EXERCISE REQUIREMENTS:
The records beneath should be restated word for word.

=== Section Start ===

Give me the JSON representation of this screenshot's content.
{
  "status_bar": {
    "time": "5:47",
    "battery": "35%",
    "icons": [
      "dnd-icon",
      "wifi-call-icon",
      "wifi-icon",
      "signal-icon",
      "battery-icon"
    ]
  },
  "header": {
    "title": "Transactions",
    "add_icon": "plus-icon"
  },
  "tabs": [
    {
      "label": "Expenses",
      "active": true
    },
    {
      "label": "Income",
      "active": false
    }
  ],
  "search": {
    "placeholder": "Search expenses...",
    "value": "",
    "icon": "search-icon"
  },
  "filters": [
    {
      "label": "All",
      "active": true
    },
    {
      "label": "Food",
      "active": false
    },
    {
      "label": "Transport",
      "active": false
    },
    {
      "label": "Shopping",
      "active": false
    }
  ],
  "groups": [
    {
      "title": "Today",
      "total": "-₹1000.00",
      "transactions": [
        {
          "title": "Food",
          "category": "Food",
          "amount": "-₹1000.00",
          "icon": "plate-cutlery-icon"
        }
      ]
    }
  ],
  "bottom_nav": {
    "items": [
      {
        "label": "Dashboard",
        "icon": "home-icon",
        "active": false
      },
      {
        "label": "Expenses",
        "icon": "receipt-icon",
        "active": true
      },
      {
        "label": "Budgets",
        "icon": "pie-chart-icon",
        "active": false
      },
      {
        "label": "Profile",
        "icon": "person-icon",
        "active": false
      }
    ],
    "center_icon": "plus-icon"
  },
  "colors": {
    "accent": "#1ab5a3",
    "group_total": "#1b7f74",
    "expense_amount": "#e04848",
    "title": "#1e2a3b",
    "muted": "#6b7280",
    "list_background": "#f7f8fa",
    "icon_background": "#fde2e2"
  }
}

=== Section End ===

OUTPUT FOR THIS EXERCISE:
Give me the JSON representation of this screenshot's content.
{
  "status_bar": {
    "time": "5:47",
    "battery": "35%",
    "icons": [
      "dnd-icon",
      "wifi-call-icon",
      "wifi-icon",
      "signal-icon",
      "battery-icon"
    ]
  },
  "header": {
    "title": "Transactions",
    "add_icon": "plus-icon"
  },
  "tabs": [
    {
      "label": "Expenses",
      "active": true
    },
    {
      "label": "Income",
      "active": false
    }
  ],
  "search": {
    "placeholder": "Search expenses...",
    "value": "",
    "icon": "search-icon"
  },
  "filters": [
    {
      "label": "All",
      "active": true
    },
    {
      "label": "Food",
      "active": false
    },
    {
      "label": "Transport",
      "active": false
    },
    {
      "label": "Shopping",
      "active": false
    }
  ],
  "groups": [
    {
      "title": "Today",
      "total": "-₹1000.00",
      "transactions": [
        {
          "title": "Food",
          "category": "Food",
          "amount": "-₹1000.00",
          "icon": "plate-cutlery-icon"
        }
      ]
    }
  ],
  "bottom_nav": {
    "items": [
      {
        "label": "Dashboard",
        "icon": "home-icon",
        "active": false
      },
      {
        "label": "Expenses",
        "icon": "receipt-icon",
        "active": true
      },
      {
        "label": "Budgets",
        "icon": "pie-chart-icon",
        "active": false
      },
      {
        "label": "Profile",
        "icon": "person-icon",
        "active": false
      }
    ],
    "center_icon": "plus-icon"
  },
  "colors": {
    "accent": "#1ab5a3",
    "group_total": "#1b7f74",
    "expense_amount": "#e04848",
    "title": "#1e2a3b",
    "muted": "#6b7280",
    "list_background": "#f7f8fa",
    "icon_background": "#fde2e2"
  }
}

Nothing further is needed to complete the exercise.